After you’ve lived with ulcerative colitis for decades, the infection can begin to turn cells to your colon lining cancerous. People with ulcerative colitis are at higher risk of colorectal most cancers than are people without the disease.
Your most cancers threat begins to growth eight to ten years once you’re recognized it — or start displaying signs for — ulcerative colitis. The more extreme your illness is and the more of your colon that’s infected, the better your most cancers risk becomes.
Overall, your risk remains low. Most people with ulcerative colitis will in no way get colon cancer. Still, it’s crucial to be watchful for cancer when you live with this ailment.
Experts advocate that you start getting ulcerative colitis on colonoscopy most cancers screenings when you’ve had ulcerative colitis for eight years. If the check is negative, have repeat ulcerative colitis on colonoscopy every one to two years. During the ulcerative colitis on colonoscopy, your doctor must take biopsies.
Getting this test as regularly as advocated through your medical doctor can identify colorectal most cancers early.
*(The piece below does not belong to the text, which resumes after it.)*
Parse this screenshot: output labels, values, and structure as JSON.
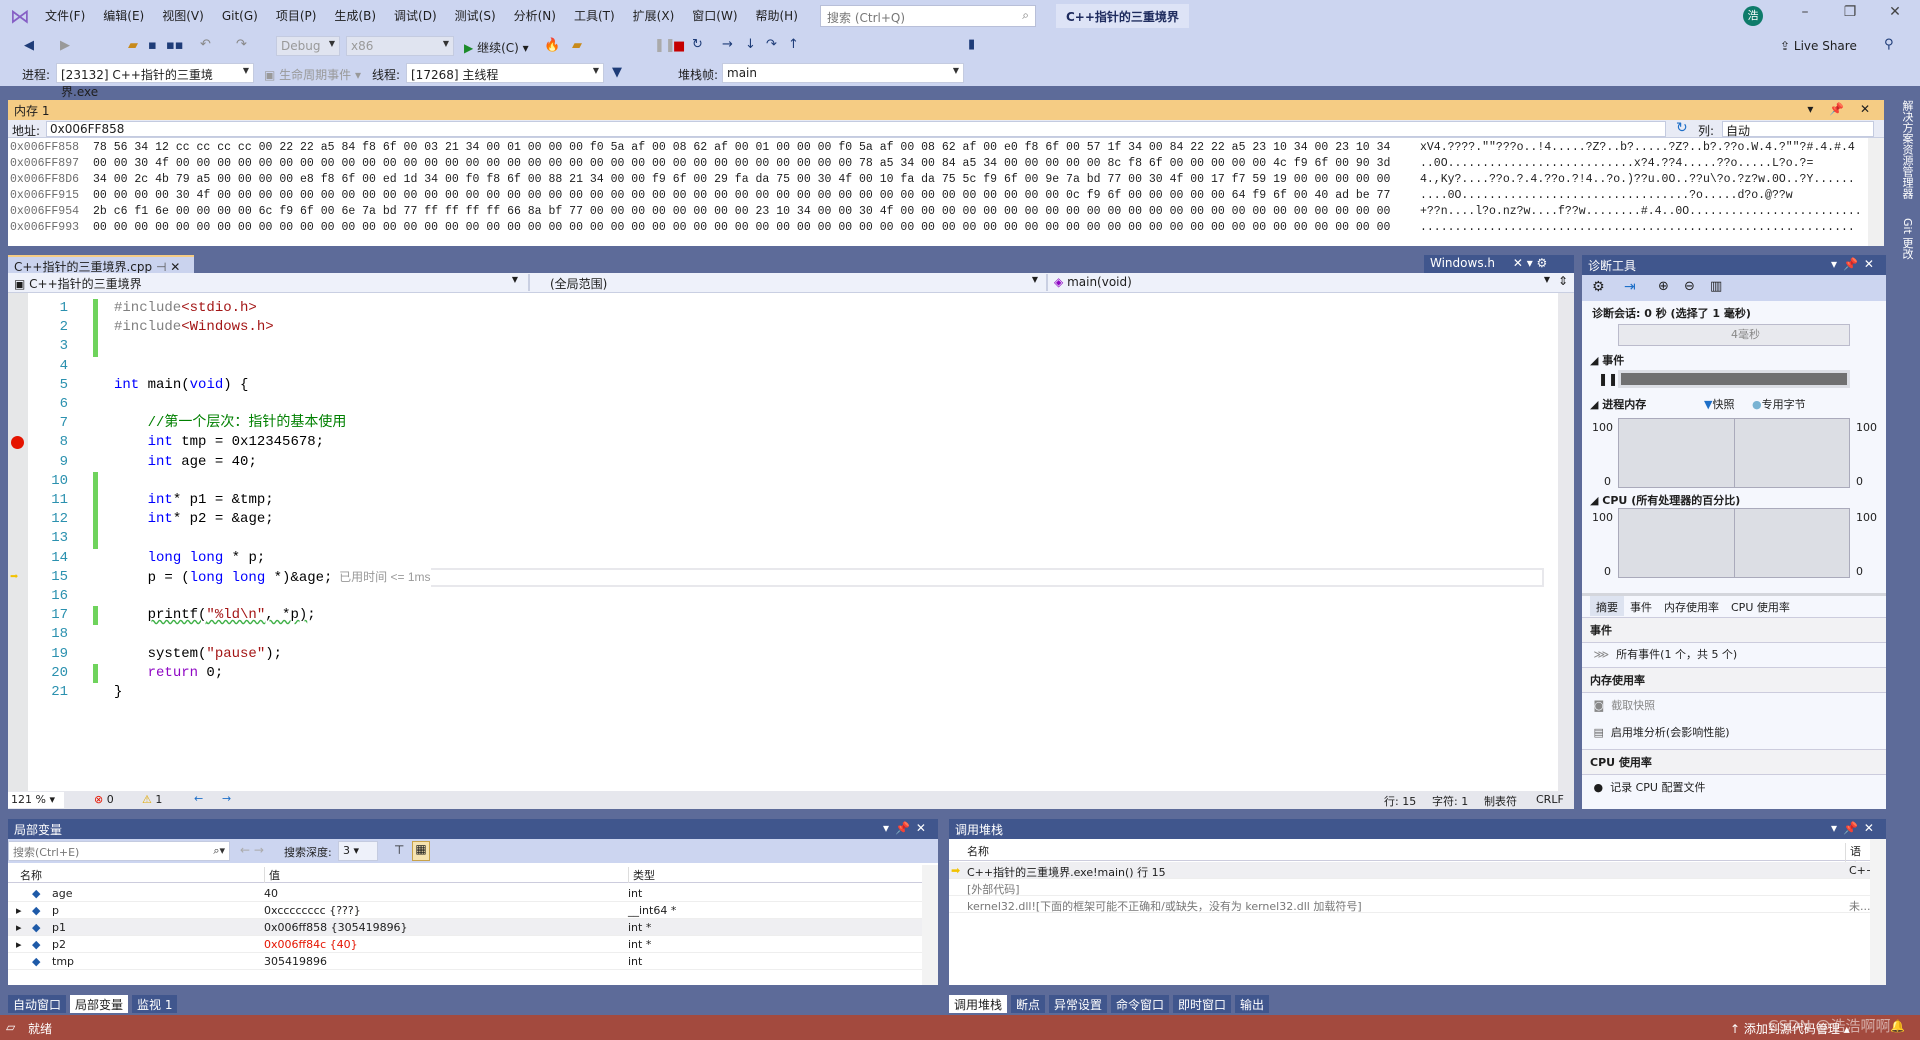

The sooner you locate cancer; the much more likely treatment may be a hit.